An equally significant problem was carrier resistance. Only Sprint supported Google Wallet -- the rest of the major carriers did not. As it was initially conceived, Google Wallet required access to a device's secure element. Android phones sold by Verizon, AT&T, and T-Mobile blocked access. Google came up with a solution in 2013, using a technology known as Host Card Emulation, but not every flagship Android device supported it, and users would have to go through the trouble of downloading the app.
Now, Android Pay will come installed on every Android smartphone, and all the major carriers are on board. NFC terminals are growing in popularity, and are expected to represent about 90% of credit card terminals by 2017.
Google Wallet is sticking around -- sort of. While the old Google Wallet app has been renamed Android Pay, a new Google Wallet app is available to download. Rather than facilitate merchant purchases, it offers a way for individuals to transfer money over the Internet to their friends and family.
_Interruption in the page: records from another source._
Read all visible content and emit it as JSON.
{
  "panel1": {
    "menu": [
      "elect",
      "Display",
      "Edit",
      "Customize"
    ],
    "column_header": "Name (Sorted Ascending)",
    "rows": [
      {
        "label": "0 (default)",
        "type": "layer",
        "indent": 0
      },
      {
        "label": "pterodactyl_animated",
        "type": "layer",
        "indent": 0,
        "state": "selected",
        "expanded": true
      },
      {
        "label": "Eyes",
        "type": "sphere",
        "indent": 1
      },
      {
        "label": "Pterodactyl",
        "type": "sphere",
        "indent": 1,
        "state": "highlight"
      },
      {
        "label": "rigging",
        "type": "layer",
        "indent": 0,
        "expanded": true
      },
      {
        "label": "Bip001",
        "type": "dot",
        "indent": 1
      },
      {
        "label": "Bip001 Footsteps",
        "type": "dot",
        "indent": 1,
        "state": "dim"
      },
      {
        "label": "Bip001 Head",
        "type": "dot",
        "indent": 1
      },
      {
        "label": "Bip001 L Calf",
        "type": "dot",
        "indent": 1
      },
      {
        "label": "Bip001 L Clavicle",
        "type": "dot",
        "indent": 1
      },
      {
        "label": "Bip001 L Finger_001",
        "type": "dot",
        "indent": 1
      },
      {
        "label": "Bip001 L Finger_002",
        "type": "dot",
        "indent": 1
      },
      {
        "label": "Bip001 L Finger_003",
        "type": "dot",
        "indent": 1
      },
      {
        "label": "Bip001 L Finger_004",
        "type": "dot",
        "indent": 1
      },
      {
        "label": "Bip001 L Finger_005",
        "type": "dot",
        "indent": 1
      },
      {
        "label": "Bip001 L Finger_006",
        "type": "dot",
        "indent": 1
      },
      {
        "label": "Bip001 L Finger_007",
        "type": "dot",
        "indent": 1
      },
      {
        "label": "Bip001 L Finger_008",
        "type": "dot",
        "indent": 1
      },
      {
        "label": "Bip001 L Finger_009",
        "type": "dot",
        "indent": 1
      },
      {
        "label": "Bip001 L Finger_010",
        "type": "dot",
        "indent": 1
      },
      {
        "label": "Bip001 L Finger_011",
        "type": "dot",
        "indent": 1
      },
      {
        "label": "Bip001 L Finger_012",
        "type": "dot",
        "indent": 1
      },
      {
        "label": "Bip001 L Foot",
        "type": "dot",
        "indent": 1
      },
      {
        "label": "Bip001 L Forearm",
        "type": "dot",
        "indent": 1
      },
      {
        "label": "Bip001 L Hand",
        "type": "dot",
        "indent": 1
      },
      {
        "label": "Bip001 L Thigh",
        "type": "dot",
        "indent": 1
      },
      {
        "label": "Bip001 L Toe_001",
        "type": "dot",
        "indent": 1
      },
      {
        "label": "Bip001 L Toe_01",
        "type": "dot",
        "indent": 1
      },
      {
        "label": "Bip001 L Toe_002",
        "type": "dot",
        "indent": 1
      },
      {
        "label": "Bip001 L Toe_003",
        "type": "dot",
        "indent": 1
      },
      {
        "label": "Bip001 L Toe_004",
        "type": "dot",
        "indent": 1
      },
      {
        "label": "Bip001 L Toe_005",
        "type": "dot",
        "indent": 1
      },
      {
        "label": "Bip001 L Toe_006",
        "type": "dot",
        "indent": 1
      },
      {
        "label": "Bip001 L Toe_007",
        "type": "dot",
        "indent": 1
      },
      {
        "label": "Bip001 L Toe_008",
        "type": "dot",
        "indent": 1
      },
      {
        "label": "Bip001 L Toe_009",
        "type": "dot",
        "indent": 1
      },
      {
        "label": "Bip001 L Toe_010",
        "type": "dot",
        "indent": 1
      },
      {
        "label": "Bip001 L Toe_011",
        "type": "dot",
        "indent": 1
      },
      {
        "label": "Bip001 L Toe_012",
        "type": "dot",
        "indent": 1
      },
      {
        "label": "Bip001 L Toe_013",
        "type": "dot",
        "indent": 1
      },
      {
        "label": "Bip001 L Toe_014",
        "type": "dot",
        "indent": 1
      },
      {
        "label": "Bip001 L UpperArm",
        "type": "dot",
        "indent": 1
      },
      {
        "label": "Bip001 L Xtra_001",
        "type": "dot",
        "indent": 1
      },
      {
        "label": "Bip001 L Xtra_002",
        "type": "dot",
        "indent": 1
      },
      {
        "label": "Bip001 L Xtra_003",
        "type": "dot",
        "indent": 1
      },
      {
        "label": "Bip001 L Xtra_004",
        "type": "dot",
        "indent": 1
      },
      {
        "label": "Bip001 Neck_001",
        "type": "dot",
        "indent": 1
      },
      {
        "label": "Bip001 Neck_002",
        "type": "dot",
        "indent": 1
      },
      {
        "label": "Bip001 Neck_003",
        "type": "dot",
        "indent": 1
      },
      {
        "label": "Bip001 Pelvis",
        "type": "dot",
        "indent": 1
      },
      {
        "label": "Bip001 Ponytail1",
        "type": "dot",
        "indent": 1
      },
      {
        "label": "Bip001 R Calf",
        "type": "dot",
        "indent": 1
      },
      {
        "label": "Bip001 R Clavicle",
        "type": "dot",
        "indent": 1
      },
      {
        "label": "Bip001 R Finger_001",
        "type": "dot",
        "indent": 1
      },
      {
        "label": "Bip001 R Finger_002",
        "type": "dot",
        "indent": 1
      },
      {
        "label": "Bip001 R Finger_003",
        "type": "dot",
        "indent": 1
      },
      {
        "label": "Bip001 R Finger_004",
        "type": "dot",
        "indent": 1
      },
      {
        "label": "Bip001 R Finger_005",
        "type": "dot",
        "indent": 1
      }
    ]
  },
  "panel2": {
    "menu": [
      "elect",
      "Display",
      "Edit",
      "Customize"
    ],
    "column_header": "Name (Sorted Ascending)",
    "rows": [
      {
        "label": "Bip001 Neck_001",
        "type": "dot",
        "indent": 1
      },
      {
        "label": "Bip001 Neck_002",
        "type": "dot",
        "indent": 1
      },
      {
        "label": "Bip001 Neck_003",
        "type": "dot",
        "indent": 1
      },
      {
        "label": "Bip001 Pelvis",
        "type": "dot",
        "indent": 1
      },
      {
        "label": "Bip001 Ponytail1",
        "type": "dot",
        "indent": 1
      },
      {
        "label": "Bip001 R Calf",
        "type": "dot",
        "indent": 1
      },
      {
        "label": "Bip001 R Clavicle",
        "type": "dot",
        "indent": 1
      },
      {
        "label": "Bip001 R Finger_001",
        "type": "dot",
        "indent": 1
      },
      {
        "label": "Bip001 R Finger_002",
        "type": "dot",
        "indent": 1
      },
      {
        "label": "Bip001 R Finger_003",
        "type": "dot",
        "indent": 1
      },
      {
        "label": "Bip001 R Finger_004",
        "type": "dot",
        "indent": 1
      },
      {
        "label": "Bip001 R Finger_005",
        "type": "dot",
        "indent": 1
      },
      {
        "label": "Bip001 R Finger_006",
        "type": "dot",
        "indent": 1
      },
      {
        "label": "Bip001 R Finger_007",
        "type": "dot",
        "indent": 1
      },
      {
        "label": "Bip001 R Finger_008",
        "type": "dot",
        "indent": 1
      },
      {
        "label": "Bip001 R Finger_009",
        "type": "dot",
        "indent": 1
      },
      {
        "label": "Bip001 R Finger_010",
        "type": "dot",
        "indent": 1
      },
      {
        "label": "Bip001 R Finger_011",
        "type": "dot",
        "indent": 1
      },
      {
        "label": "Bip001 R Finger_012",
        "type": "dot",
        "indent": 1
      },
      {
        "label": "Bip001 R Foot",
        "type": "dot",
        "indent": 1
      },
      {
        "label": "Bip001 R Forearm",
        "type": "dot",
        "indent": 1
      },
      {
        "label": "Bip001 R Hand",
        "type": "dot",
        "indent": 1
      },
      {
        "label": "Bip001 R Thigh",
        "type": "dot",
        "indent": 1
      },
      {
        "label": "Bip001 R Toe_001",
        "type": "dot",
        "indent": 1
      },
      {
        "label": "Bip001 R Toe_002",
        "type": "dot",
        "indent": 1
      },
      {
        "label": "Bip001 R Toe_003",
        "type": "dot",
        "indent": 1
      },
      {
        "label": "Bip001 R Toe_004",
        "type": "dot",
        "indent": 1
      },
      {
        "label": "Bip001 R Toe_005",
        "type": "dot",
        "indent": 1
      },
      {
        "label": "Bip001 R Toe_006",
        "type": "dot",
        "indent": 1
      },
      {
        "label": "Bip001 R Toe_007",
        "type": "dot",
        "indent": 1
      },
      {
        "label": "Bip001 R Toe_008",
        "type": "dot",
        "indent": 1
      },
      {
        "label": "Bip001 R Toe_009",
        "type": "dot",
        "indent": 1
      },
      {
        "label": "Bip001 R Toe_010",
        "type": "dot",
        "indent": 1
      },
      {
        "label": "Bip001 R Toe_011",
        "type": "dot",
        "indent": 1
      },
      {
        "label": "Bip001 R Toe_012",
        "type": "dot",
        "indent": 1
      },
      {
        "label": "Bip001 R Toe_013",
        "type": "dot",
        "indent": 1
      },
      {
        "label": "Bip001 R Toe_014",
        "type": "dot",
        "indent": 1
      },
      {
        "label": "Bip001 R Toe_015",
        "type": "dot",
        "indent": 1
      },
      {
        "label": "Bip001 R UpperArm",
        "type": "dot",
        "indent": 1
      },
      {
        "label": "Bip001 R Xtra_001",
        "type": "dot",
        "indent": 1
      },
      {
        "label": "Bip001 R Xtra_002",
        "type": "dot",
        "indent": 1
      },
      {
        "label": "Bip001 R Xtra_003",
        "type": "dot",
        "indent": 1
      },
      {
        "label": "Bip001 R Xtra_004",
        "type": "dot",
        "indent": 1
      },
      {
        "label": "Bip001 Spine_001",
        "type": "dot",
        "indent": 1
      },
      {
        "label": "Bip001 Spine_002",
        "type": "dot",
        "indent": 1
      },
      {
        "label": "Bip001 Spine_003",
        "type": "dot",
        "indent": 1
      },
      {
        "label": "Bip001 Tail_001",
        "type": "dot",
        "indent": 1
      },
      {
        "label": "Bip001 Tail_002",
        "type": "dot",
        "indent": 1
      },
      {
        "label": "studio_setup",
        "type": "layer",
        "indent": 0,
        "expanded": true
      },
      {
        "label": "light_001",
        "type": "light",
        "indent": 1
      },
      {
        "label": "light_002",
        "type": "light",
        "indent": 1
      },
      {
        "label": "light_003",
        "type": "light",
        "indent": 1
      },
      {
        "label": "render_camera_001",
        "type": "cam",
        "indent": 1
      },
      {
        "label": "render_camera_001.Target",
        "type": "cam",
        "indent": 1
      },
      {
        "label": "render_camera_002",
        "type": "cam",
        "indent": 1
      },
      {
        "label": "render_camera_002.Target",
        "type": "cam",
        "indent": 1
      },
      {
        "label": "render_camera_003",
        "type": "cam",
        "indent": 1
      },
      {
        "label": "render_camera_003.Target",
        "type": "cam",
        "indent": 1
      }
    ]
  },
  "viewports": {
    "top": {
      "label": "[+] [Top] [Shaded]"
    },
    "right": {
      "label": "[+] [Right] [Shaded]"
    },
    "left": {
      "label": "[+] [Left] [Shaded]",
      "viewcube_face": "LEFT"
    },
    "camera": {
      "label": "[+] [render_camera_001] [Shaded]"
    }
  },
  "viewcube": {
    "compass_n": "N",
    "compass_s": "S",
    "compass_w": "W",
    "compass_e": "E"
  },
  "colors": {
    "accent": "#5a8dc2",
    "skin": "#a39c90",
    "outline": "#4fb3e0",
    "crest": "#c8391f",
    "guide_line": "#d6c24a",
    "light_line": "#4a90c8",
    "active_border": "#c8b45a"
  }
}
Google isn't taking a cut
Apple directly benefits from Apple Pay, as it pockets 0.15% of each transaction. Android Pay, however, does not give Google the same benefit. The search giant isn't collecting anything from Android Pay transactions. If Android Pay does catch on, Google could derive some revenue from coupons and rewards programs offered by merchants to Android Pay users.
But the most significant benefits are likely to involve the larger Android ecosystem. Offering Android Pay helps Google keep pace with its rivals. Apple Pay may not be a killer feature today, but in the future, when NFC terminals are commonplace, it could be seen as a smartphone necessity. Without a proper counter offering, more smartphone buyers could turn to the iPhone. It also ensures that Samsung isn't the only Android vendor with a mobile payment offering. Samsung Pay is arguably superior to both Android Pay and Apple Pay, because while it supports NFC, it doesn't require it. Yet it's currently exclusive to Samsung's recent crop of Galaxy smartphones. In the absence of Android Pay, other Android hardware vendors would have to create their own payment solutions, or risk losing market share to Samsung.
Android Pay isn't a major step forward for the search giant, but its existence is necessary to keep the Android platform competitive.